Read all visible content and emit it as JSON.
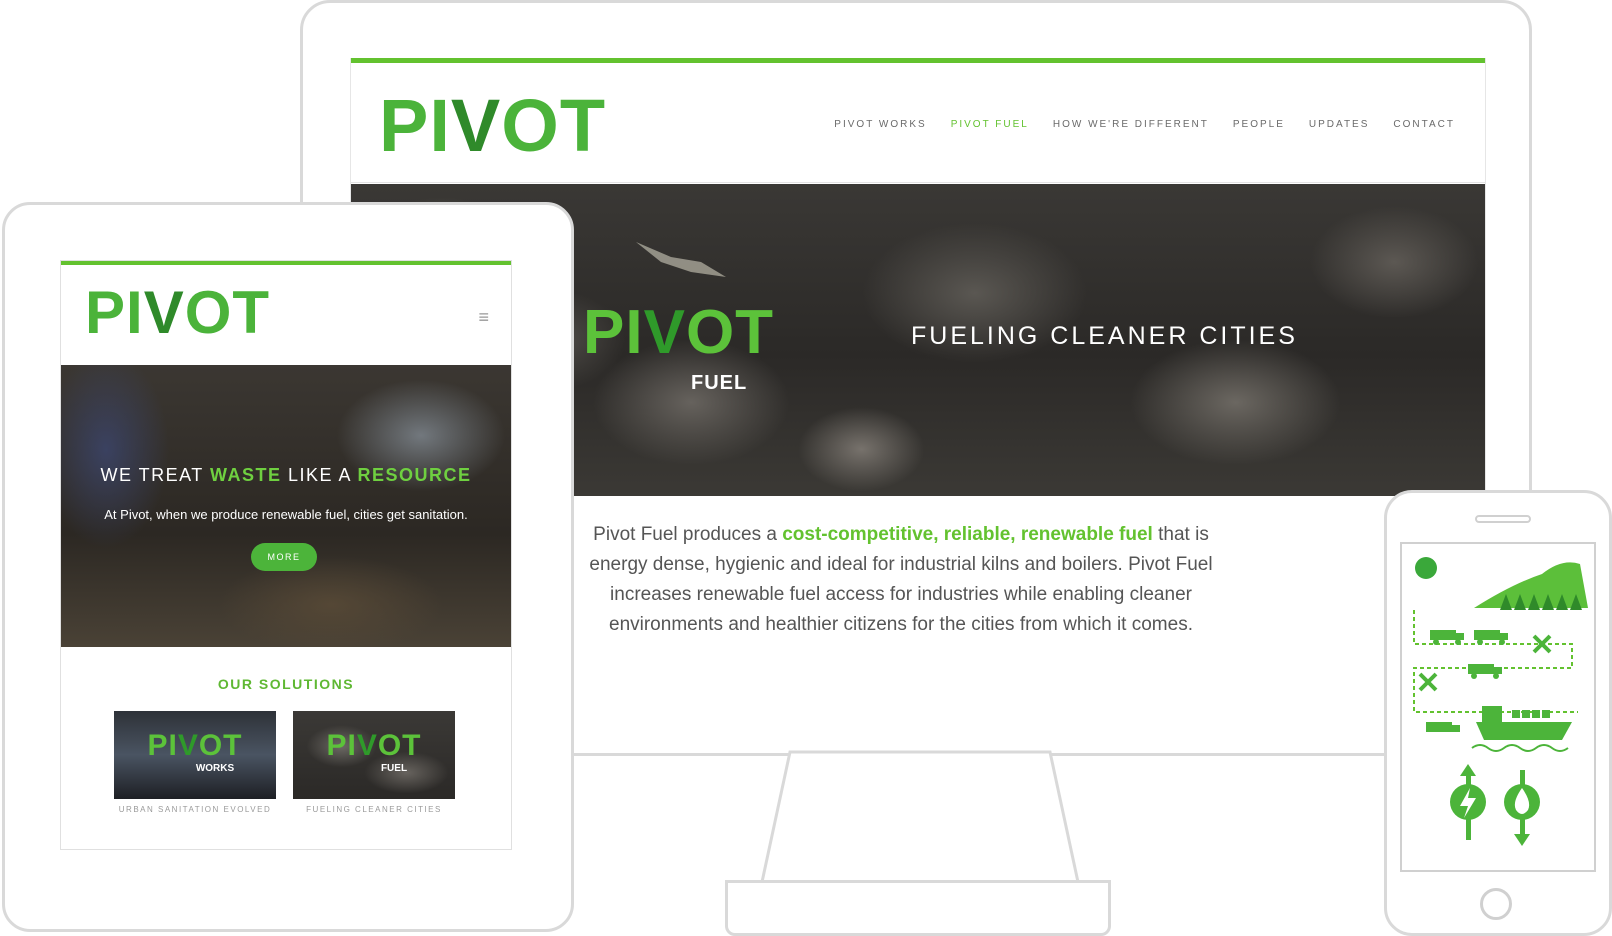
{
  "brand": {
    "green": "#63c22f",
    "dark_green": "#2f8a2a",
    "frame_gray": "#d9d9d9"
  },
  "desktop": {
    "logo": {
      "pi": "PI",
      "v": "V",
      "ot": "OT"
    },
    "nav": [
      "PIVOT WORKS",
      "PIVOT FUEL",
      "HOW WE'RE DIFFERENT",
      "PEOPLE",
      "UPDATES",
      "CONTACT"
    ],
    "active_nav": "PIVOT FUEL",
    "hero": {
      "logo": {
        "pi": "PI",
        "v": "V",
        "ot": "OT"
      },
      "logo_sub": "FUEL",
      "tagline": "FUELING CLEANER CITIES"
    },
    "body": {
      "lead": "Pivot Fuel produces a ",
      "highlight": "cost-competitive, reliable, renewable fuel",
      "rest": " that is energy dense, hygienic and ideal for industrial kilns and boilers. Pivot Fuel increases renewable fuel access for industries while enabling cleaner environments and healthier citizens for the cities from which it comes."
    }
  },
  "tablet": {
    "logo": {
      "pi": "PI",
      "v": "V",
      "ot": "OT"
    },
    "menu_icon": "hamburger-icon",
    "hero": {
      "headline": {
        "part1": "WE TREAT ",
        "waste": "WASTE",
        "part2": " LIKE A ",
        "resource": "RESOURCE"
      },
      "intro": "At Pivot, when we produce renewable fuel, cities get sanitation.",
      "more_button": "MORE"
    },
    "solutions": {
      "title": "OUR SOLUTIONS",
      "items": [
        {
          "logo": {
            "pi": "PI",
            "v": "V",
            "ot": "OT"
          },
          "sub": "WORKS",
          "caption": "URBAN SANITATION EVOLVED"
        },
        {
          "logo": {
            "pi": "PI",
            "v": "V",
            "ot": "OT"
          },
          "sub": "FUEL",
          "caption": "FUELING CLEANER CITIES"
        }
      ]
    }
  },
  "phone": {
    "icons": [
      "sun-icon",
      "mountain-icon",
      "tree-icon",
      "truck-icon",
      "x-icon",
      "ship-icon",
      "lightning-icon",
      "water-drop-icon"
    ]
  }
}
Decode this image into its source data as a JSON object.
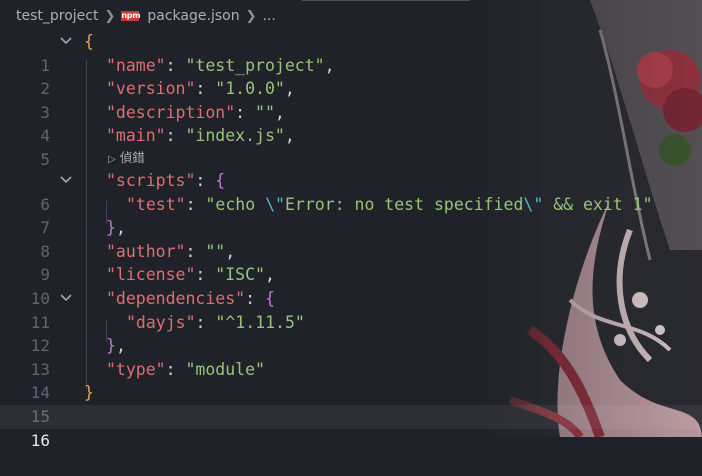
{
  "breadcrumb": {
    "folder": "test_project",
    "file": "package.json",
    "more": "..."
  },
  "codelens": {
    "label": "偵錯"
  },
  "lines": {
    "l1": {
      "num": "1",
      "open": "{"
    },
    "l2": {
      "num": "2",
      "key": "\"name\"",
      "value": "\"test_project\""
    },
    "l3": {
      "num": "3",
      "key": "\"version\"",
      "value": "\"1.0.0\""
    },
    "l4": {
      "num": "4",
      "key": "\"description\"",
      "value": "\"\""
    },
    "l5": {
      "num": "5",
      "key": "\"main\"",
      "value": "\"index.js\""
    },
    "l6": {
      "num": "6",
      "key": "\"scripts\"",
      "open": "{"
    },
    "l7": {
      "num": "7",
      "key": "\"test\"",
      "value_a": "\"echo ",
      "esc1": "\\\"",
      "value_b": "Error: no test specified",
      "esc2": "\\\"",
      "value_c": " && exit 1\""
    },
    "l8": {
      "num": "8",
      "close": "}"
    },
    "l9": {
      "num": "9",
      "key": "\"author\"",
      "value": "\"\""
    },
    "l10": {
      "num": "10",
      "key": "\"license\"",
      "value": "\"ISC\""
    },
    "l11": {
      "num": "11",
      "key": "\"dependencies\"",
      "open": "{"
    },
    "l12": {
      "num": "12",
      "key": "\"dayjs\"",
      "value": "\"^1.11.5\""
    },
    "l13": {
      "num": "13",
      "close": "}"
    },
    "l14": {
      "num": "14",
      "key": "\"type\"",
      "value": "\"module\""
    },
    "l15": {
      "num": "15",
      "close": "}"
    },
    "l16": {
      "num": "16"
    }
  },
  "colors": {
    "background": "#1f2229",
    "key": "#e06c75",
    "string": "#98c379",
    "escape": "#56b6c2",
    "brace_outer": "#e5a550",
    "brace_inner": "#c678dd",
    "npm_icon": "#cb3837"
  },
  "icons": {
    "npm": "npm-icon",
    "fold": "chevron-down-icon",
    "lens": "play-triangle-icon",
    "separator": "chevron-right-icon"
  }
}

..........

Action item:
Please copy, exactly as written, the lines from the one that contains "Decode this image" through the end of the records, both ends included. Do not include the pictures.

Exercise output:
Decode this image into its source data as a JSON object.
{
  "breadcrumb": {
    "folder": "test_project",
    "file": "package.json",
    "more": "..."
  },
  "codelens": {
    "label": "偵錯"
  },
  "lines": {
    "l1": {
      "num": "1",
      "open": "{"
    },
    "l2": {
      "num": "2",
      "key": "\"name\"",
      "value": "\"test_project\""
    },
    "l3": {
      "num": "3",
      "key": "\"version\"",
      "value": "\"1.0.0\""
    },
    "l4": {
      "num": "4",
      "key": "\"description\"",
      "value": "\"\""
    },
    "l5": {
      "num": "5",
      "key": "\"main\"",
      "value": "\"index.js\""
    },
    "l6": {
      "num": "6",
      "key": "\"scripts\"",
      "open": "{"
    },
    "l7": {
      "num": "7",
      "key": "\"test\"",
      "value_a": "\"echo ",
      "esc1": "\\\"",
      "value_b": "Error: no test specified",
      "esc2": "\\\"",
      "value_c": " && exit 1\""
    },
    "l8": {
      "num": "8",
      "close": "}"
    },
    "l9": {
      "num": "9",
      "key": "\"author\"",
      "value": "\"\""
    },
    "l10": {
      "num": "10",
      "key": "\"license\"",
      "value": "\"ISC\""
    },
    "l11": {
      "num": "11",
      "key": "\"dependencies\"",
      "open": "{"
    },
    "l12": {
      "num": "12",
      "key": "\"dayjs\"",
      "value": "\"^1.11.5\""
    },
    "l13": {
      "num": "13",
      "close": "}"
    },
    "l14": {
      "num": "14",
      "key": "\"type\"",
      "value": "\"module\""
    },
    "l15": {
      "num": "15",
      "close": "}"
    },
    "l16": {
      "num": "16"
    }
  },
  "colors": {
    "background": "#1f2229",
    "key": "#e06c75",
    "string": "#98c379",
    "escape": "#56b6c2",
    "brace_outer": "#e5a550",
    "brace_inner": "#c678dd",
    "npm_icon": "#cb3837"
  },
  "icons": {
    "npm": "npm-icon",
    "fold": "chevron-down-icon",
    "lens": "play-triangle-icon",
    "separator": "chevron-right-icon"
  }
}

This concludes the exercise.